“Well, first, we let all the air out of our vests and sink down. Descent is like someone jumping out of a plane, but in slow motion. We slow our breathing as much as possible, so our tanks will last longer. The only sound on descent is a slow intake of breath to a five count, and the “blurp, blurp, blurp" of bubbles as we exhale to a five count. The water isn’t perfectly clear so at first, you can’t see the ship at all. Then, like a ghost, it materializes and we can see it’s enormous decks stretching out until it disappears in the distance. When we reach the ship, we add just a little bit of air to our vests to be able to float without bouncing up or down. We don’t touch the ship, or we try not to, to disturb her as little as possible. We steer our bodies very carefully, breathing in to float a little up and exhaling to float a little down. It’s all very meditative.”
Leslie fires up her computer and shows me a few pictures of the ship from the outside.
“Do you go inside the ship?” I ask.
“Yes!” Leslie responds, a big smile on her face.
“Today, we entered into two cargo holds. We saw old jeeps, gas tanks, a tommy gun, bullets and bombs all preserved from when she was acting as a military ship. It is eerie. When she sank, she tipped over on her side. So, when we entered the cargo holds, we were going in through the top of the ship, but sideways. It’s a strange perspective. See?” Leslie tips the computer toward me and shows me all her pictures.
"We also went into the medical supply room. We saw bottles still filled with powders of medicine and red iodine!"
“This is a picture of the ship’s barber chair, suspended sideways. Can you imagine all those military troops getting their buzz cuts?”

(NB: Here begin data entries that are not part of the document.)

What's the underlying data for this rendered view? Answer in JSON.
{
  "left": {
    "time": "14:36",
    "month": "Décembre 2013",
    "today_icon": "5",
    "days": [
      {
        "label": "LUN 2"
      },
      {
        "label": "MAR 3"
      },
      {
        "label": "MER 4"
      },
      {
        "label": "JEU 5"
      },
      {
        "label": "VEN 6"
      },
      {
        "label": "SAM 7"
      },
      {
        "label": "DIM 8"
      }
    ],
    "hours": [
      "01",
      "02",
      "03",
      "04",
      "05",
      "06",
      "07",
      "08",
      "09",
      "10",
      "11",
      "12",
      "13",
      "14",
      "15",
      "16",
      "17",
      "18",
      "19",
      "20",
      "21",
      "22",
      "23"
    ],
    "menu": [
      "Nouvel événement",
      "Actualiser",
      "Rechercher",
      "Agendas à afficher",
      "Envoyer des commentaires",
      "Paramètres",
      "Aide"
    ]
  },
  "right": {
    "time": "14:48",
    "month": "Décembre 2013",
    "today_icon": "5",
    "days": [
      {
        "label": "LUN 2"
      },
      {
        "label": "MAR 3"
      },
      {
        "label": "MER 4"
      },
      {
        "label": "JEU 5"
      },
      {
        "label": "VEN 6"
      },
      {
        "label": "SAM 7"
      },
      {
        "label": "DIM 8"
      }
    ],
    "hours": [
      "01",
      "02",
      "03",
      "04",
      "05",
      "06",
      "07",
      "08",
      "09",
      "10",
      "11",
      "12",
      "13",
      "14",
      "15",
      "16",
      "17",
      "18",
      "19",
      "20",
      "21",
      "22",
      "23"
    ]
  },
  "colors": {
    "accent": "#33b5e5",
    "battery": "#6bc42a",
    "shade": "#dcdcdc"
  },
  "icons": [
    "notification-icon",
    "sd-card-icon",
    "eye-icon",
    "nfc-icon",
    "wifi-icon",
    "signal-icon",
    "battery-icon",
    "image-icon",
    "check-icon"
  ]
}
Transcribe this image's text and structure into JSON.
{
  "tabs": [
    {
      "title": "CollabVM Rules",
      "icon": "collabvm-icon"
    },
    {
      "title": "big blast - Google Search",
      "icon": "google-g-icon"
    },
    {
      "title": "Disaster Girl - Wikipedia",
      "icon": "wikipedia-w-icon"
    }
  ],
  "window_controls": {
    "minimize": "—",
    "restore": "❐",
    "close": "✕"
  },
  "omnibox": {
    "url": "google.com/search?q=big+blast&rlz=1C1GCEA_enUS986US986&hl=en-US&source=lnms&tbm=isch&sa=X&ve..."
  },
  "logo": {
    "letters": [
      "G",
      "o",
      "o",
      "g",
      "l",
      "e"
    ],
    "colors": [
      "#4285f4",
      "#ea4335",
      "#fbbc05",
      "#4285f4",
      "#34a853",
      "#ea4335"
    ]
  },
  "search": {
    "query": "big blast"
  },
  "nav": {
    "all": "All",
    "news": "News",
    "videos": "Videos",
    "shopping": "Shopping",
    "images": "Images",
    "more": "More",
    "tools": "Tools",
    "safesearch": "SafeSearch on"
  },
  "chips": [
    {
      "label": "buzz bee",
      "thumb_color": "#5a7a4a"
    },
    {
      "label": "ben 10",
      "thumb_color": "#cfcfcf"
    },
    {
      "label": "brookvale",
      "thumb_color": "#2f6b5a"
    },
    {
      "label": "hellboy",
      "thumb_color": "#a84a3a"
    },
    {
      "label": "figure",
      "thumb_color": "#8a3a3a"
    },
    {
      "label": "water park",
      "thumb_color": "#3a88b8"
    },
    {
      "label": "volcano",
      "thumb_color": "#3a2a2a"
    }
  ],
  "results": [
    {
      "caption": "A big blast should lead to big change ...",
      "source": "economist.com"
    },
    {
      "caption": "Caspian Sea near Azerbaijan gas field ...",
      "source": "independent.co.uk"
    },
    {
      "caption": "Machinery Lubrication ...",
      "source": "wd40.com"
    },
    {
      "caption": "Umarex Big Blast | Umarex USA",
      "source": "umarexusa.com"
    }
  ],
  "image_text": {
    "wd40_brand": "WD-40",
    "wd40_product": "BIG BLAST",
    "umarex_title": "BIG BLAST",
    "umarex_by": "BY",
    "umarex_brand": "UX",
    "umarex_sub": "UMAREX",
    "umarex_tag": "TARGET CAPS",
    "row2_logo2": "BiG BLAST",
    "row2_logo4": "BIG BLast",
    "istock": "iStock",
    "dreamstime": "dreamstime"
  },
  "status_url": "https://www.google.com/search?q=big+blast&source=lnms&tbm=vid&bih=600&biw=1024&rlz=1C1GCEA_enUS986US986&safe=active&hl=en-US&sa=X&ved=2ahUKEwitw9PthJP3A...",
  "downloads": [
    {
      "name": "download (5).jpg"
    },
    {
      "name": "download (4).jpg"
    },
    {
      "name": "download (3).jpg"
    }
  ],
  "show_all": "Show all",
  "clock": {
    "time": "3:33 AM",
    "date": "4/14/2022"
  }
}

I’m not sure how I feel about this. “Does she seem miserable down there?” I ask, afraid of what the answer might be.
Leslie hesitates. “Aw, are you feeling sad, Sonrisa?” She pats my bulkhead. “I don’t think she’s miserable. She has all sorts of friends down there. There is an eel who lives on her, and a lot of fish, and coral, even a disco clam! When I was in the holds, at one point, I darkened my flashlight, and I saw a whole school of flashlight fish, sparking and lighting up! Scuba divers go visit her every single day, sometimes twice a day. This ship is lucky, she is never alone.”
Never alone…I think for a minute, and I start to feel much better.
"In fact, there are so many scuba divers visiting all parts of her, the ship breaths bubbles out of her open port holes during the day."
Scuba divers keep the old ships company! I guess that is nice. I still don’t want to think about sinking, but I suppose I would prefer visits to being lonely all the time. “Are you going to visit again?” I ask. Leslie says they will go again as soon as Andrew feels better.
The next morning, they sped off bright and early to dive again.
I apologized to Grin.